Karen Morrisroe-Clutton, a librarian, who has an 11-week-old baby, is in a medically induced coma in intensive care at Wrexham Maelor Hospital, North Wales.
A second victim is being treated at the hospital and another two people have been taken ill with the pathogen. The chip shop in Llay, Wrexham, has been closed.
Ms Morrisroe-Clutton’s mother, Rose Morrisroe, told the BBC that her daughter fell ill last Tuesday after eating a vegetarian burger she bought at the chip shop. “She started with diarrhoea, then developed sickness and was passing blood," she said.
Dr Judy Hart, consultant in communicable disease control at the National Public Health Service for Wales (NPHS), said: “The NPHS and Wrexham Council’s environmental health officers are investigating four cases of E. coli O157:H7 in three families from the Wrexham area. “Two people have been hospitalised.

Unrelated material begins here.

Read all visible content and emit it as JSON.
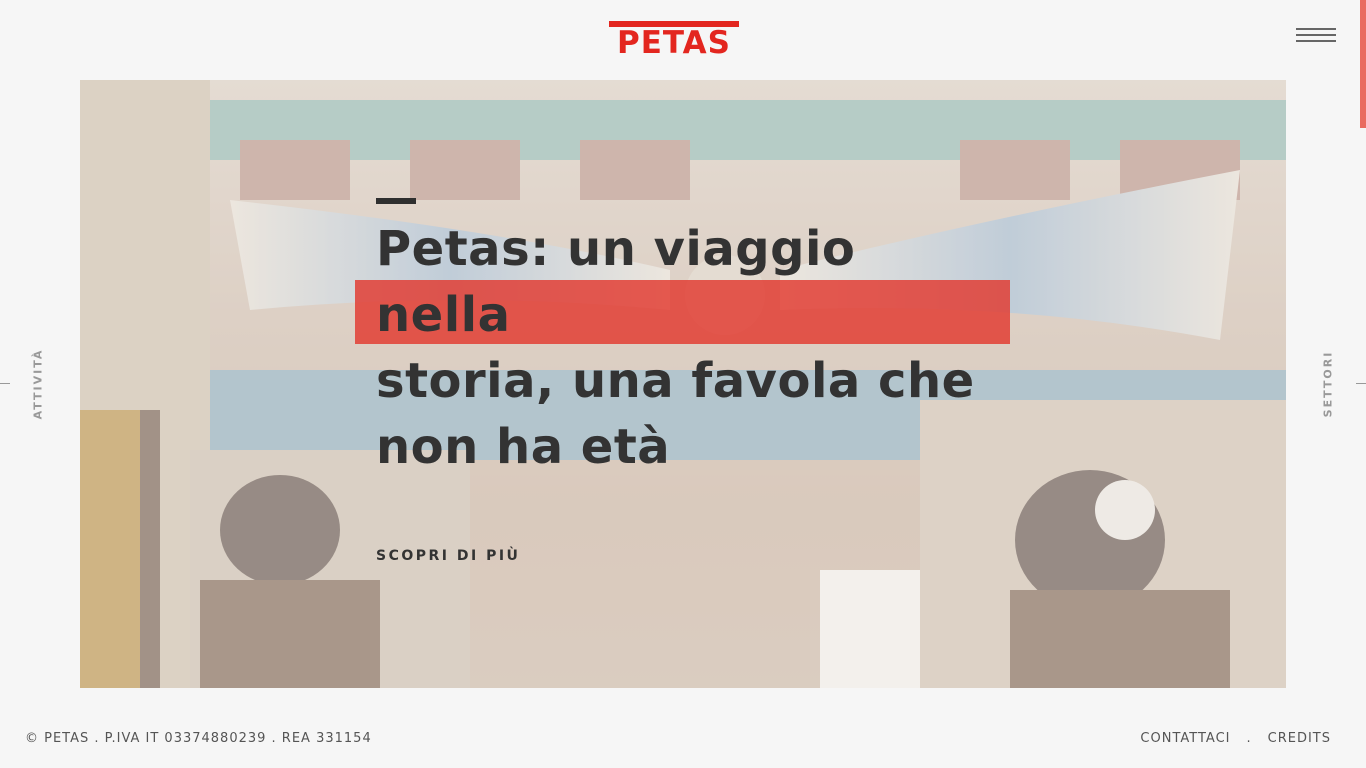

As a precautionary measure, a food premises in Llay was closed by the council on July 30 while investigations are carried out.”
Earlier this year, a public inquiry found that a butcher from South Wales was responsible for one of the largest outbreaks of E. coli in Britain. A public inquiry found that William Tudor showed disregard for food safety that led to multiple cases of E. coli disease and the death of a five-year-old boy in 2005. The inquiry called for more safety checks and urged food producers to “get to grips” with safety management.